Sema4, an AI-driven genomic and clinical data intelligence platform company based in Stamford, Conn., recently published two studies demonstrating the utility of machine learning to predict for postpartum hemorrhage risk. The studies, which will appear in a special “Informatics for Sex- and Gender-Related Health” print issue of the Journal of the American Medical Informatics Association (JAMIA), were conducted in collaboration with clinicians from the Mount Sinai Health System in New York City.

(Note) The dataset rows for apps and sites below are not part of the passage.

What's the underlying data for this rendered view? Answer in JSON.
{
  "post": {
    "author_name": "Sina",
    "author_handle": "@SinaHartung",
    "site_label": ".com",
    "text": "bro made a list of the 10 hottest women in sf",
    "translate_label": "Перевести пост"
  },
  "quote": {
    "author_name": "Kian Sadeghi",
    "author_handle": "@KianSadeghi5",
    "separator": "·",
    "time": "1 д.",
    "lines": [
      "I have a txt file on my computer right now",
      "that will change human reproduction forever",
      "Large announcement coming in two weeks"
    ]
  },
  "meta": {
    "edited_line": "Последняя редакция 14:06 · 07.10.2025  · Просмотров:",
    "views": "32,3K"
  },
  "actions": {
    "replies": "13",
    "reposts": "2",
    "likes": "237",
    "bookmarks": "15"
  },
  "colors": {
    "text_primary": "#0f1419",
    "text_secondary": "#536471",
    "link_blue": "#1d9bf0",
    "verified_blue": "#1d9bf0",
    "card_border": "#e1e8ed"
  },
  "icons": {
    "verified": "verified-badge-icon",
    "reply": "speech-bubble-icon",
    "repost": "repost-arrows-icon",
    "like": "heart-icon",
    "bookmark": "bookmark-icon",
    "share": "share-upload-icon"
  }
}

Sema4 chose to focus its advanced machine learning methods on PPH as the condition is the leading cause of maternal mortality globally. postpartum hemorrhage (PPH) accounts for approximately one third of maternal deaths and often occurs in patients with no known risk factors for hemorrhage, according to the company. In addition, limitations in diagnostic guidelines and risk-assessment tools can make it difficult for healthcare providers to adequately identify and treat PPH, particularly in patients without evident symptoms.
“These two new papers are among the first to use large-scale, comprehensive, real-world data to predict clinical outcomes,” says Eric Schadt, PhD, founder and chief executive officer of Sema4 and joint corresponding author on the papers. “By implementing our predictive model into the clinical standard of care, healthcare providers may be able to improve PPH risk assessment and medical management for their pregnant patients, resulting in better health outcomes.”
The first study leveraged de-identified longitudinal electronic medical record (EMR) data on more than 70,000 pregnancy deliveries at five Mount Sinai Health System hospitals to develop and validate a comprehensive digital phenotyping algorithm for PPH. The novel algorithm incorporates not only cumulative blood loss but also other critical diagnostic and treatment-related features indicative of PPH.
“PPH is a devastating condition that occurs with little advance warning,” says Li Li, MD, senior vice president of clinical informatics at Sema4 and joint corresponding author. “Current guidelines primarily rely on cumulative blood loss as the main diagnostic marker for PPH. We identified additional clinical features from EMR data, enabling us to identify PPH with 89% accuracy, whereas the standard blood loss-based definition was only 67% accurate. Thus, we anticipate that our digital phenotyping algorithm will be of significant use for tracking outcomes and clinical research to develop better preventative interventions for PPH.”
The same patient cohort was used in the second study to build, train, and validate a predictive model for postpartum hemorrhage risk using advanced machine learning methods. The model uses 24 predictive markers, including five new potential PPH risk factors. These risk factors are readily obtained from routine lab tests, including complete blood count panels and vital signs, but are not currently used in standard risk-assessment tools. The research also identified inflection points for laboratory and vital sign values where PPH risk rose substantially, which could serve as a guideline for monitoring intrapartum risk.
“In our studies, we established a physician-validated, comprehensive digital phenotyping tool for PPH using EMR data from a large U.S. health system,” Li says. “We then used this validated phenotype to assess longitudinal antepartum and intrapartum data to build a robust predictive model for PPH risk after hospital admission. Our model identified clinical feature thresholds that can guide intrapartum monitoring with near-immediate clinical utility.
“Compared to current clinical standards of abnormal vital signs and laboratory parameters in the antepartum and intrapartum periods, we detected values for these 24 markers that could provide early warning signals to healthcare providers to monitor patients at risk,” Li adds. “Following further evaluation, our predictive tool may enable reproductive healthcare providers to predict and treat potential high-risk symptoms before they occur, allocate resources appropriately, and ultimately reduce PPH morbidity and mortality.”
In comparison tests, Sema4’s novel tool outperformed three existing clinical risk-assessment tools and models.
“We look forward to continuing to advance this collaboration, combining the research and clinical expertise from Mount Sinai’s obstetrics, gynecology, and reproductive science team with Sema4’s machine learning methods to advance solutions for postpartum hemorrhage,” says Erik Lium, PhD, president of Mount Sinai Innovation Partners and executive vice president and chief commercial innovation officer for the Mount Sinai Health System.
Both studies leveraged insights from Centrellis, Sema4’s health intelligence platform that powers Sema4’s ongoing research to better understand and improve reproductive health. Key areas of research include predictive modeling to determine the optimal timing for a pregnant patient to receive noninvasive prenatal testing to achieve the most accurate results and generating models to better predict the potential risk for preeclampsia, another leading cause of maternal mortality.
The Icahn School of Medicine at Mount Sinai (Icahn Mount Sinai) holds equity in Sema4. Schadt, a part-time faculty member at Icahn Mount Sinai, is the chief executive officer for Sema4 and holds equity in the company.
For more information, visit Sema4.